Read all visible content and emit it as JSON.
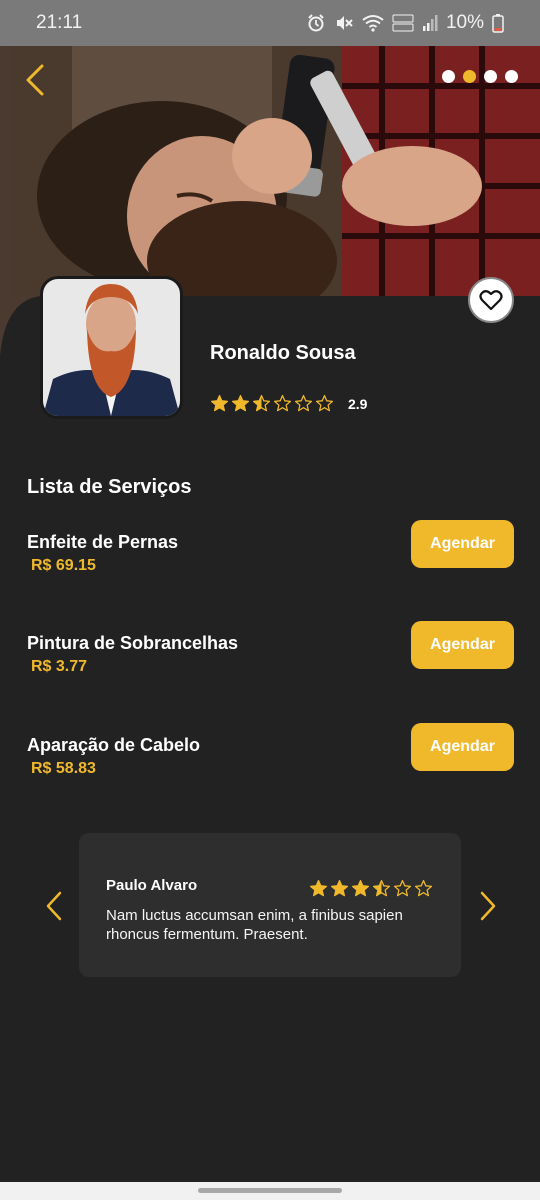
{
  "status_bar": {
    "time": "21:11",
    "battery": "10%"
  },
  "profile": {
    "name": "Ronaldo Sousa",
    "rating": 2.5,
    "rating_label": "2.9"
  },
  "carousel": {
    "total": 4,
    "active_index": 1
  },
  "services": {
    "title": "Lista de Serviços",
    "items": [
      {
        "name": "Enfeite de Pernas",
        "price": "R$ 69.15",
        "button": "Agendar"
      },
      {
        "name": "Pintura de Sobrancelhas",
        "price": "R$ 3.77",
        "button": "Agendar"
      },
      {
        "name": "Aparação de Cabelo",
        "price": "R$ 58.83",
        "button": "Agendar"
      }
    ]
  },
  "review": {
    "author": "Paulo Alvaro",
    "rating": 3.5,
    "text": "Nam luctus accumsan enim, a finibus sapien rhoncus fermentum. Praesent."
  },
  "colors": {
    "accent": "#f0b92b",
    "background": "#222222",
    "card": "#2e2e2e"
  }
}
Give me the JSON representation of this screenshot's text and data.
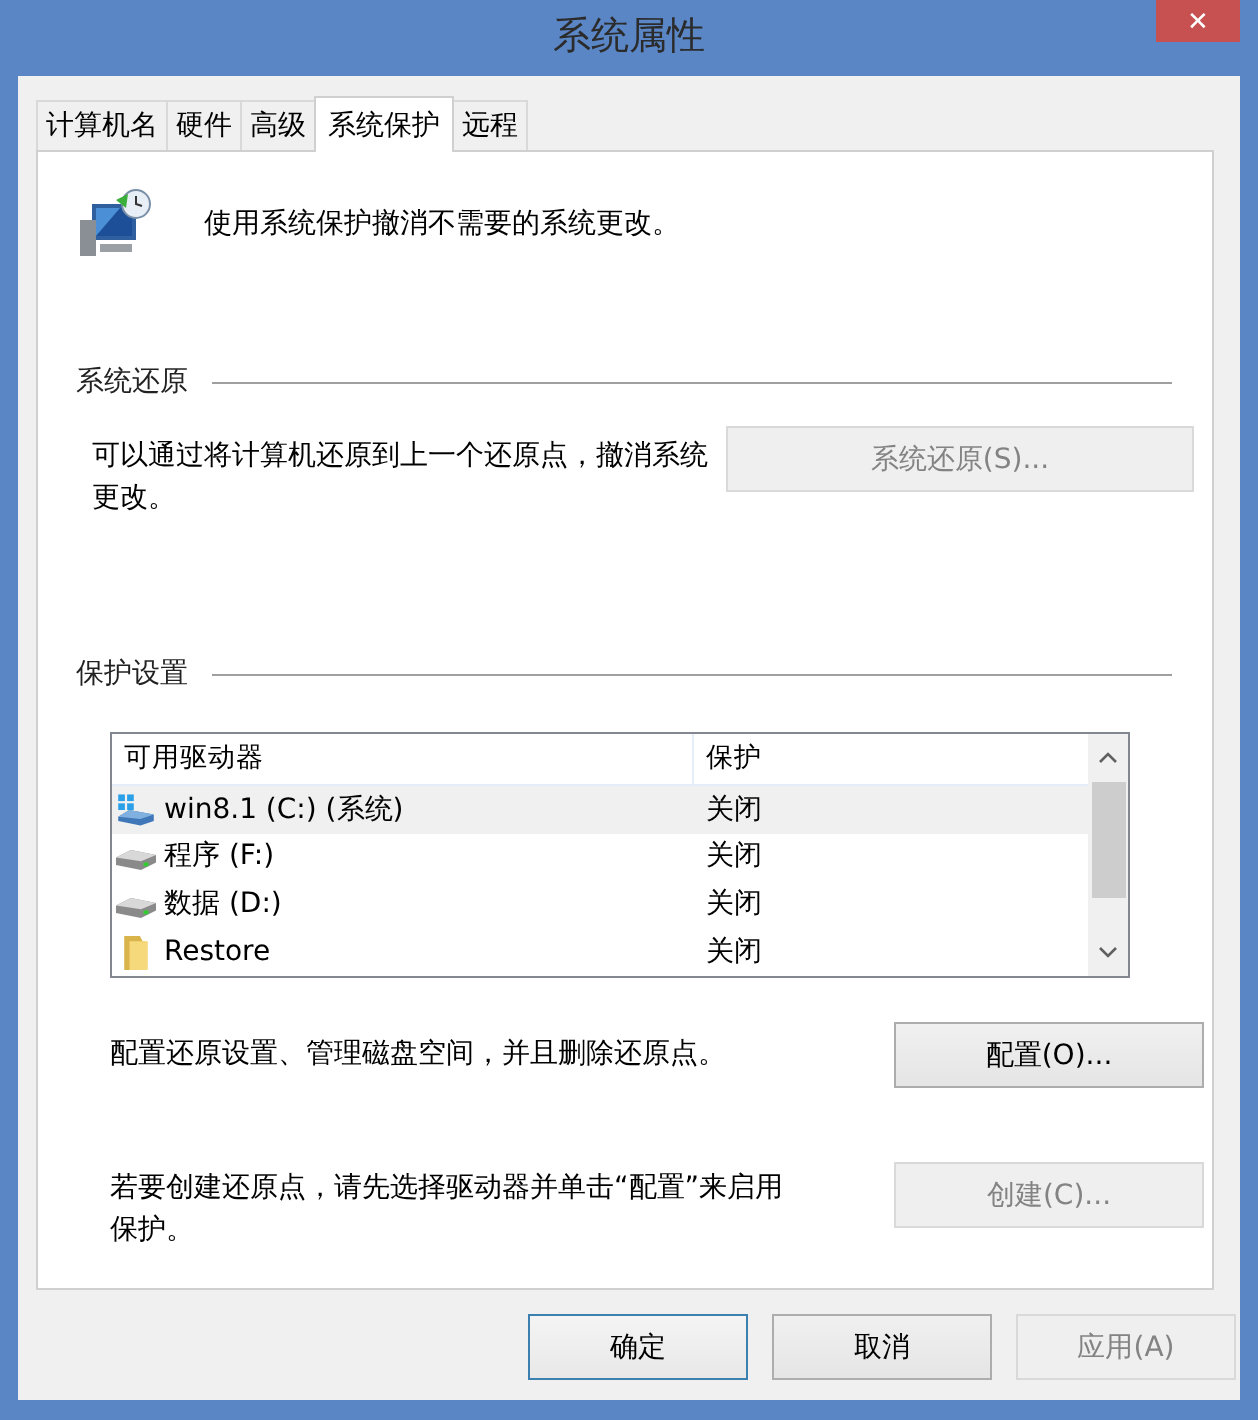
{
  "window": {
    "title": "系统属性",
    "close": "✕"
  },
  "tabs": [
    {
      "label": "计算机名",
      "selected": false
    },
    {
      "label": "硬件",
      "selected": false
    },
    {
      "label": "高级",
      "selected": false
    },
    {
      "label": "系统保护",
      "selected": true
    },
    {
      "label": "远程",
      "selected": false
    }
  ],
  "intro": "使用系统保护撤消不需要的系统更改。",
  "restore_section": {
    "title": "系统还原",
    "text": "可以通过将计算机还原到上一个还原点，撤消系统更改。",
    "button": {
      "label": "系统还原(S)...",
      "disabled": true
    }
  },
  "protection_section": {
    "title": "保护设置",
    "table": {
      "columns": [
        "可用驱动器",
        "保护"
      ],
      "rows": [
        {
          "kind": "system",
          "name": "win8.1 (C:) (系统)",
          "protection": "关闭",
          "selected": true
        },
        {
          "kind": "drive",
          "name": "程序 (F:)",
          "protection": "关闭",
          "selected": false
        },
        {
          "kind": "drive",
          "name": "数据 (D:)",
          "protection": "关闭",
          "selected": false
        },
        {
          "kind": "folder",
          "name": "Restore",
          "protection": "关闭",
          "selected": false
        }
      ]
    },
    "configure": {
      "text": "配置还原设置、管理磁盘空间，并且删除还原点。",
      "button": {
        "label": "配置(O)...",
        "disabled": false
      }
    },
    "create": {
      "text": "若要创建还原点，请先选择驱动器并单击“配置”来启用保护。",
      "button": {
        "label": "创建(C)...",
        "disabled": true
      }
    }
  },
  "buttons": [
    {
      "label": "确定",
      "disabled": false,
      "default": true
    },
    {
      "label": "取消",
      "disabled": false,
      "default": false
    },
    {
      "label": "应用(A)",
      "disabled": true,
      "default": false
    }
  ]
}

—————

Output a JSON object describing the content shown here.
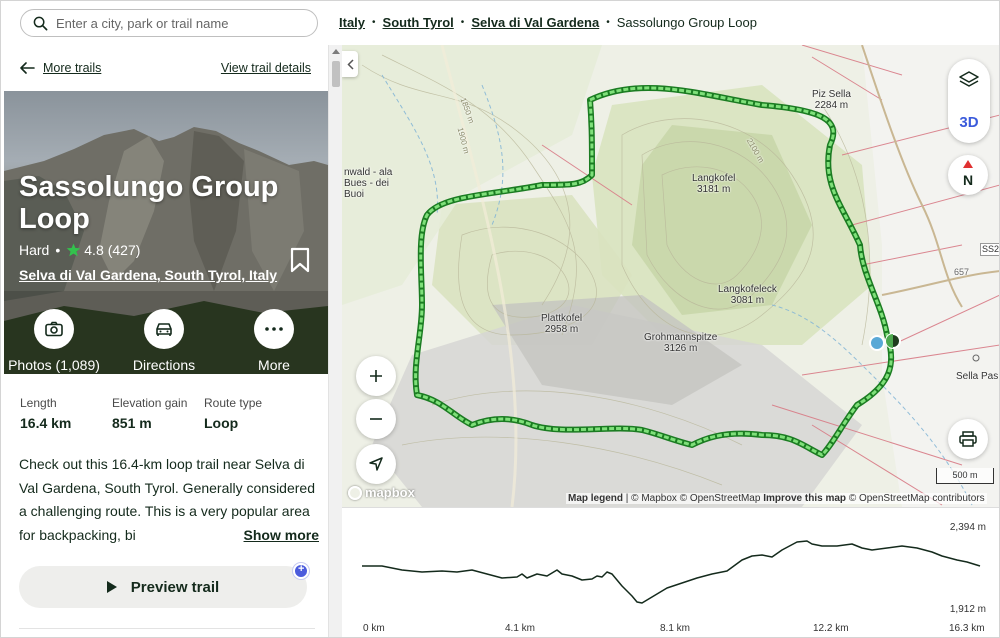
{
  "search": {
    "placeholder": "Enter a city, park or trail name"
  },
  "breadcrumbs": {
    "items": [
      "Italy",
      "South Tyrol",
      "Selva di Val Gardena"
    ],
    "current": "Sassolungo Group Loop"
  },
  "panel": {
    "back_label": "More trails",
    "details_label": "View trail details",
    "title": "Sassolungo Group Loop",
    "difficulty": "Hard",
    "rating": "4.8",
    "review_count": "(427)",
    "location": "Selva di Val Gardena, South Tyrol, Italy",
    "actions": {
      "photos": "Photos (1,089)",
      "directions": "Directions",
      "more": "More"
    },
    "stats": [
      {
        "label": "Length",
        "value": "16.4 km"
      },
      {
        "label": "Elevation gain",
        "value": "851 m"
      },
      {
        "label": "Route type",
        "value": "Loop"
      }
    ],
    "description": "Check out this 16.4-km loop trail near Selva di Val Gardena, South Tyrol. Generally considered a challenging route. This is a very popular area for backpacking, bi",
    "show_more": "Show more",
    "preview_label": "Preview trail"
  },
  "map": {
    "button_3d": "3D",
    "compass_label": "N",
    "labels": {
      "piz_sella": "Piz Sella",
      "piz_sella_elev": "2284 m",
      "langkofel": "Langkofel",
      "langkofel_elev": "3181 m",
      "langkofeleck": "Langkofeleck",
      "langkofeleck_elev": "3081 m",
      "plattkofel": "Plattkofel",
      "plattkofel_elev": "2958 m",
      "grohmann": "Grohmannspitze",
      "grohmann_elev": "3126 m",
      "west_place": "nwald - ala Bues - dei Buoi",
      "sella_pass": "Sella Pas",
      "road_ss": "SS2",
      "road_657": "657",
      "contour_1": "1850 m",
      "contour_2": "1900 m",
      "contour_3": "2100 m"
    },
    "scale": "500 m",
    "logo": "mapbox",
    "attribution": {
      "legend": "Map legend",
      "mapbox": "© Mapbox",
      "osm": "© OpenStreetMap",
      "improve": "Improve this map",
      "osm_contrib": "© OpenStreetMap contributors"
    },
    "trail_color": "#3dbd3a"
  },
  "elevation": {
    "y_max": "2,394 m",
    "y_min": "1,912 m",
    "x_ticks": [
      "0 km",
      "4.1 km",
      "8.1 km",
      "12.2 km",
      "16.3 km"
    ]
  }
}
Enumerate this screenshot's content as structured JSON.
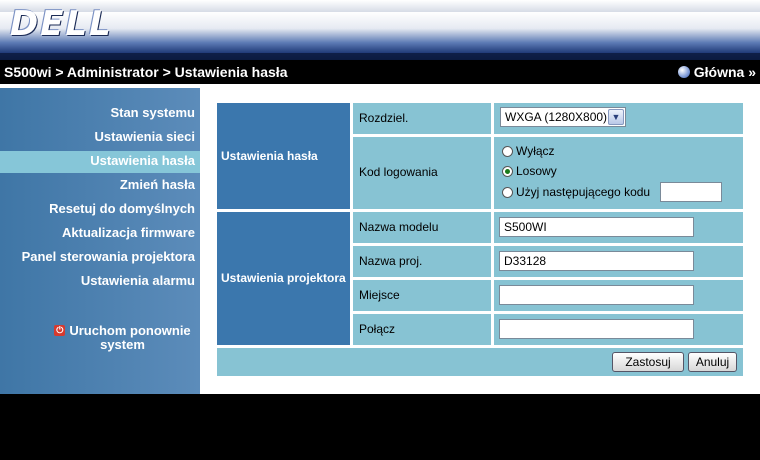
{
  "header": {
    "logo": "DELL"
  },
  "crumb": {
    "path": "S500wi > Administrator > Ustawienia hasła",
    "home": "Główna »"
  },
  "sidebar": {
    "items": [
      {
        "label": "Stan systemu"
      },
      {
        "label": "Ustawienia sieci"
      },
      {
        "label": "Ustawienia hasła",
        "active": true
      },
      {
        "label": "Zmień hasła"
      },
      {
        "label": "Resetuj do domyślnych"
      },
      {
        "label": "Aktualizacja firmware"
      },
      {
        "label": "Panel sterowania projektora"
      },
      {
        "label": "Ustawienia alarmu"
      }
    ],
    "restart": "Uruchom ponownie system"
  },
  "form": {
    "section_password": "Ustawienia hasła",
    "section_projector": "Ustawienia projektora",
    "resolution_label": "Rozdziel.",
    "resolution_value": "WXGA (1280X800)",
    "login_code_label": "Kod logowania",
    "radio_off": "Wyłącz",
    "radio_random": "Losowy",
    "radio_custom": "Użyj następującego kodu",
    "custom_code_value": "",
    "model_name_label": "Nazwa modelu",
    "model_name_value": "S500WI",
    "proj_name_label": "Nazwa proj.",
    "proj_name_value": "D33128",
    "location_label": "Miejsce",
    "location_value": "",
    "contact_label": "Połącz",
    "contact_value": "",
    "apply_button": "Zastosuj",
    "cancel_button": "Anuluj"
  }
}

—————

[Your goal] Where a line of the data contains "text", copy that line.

[Result of this task]
    "text": "Nam luctus accumsan enim, a finibus sapien rhoncus fermentum. Praesent."
Give me the JSON representation of this screenshot's text and data.
    "text": "可以通过将计算机还原到上一个还原点，撤消系统更改。",
      "text": "配置还原设置、管理磁盘空间，并且删除还原点。",
      "text": "若要创建还原点，请先选择驱动器并单击“配置”来启用保护。",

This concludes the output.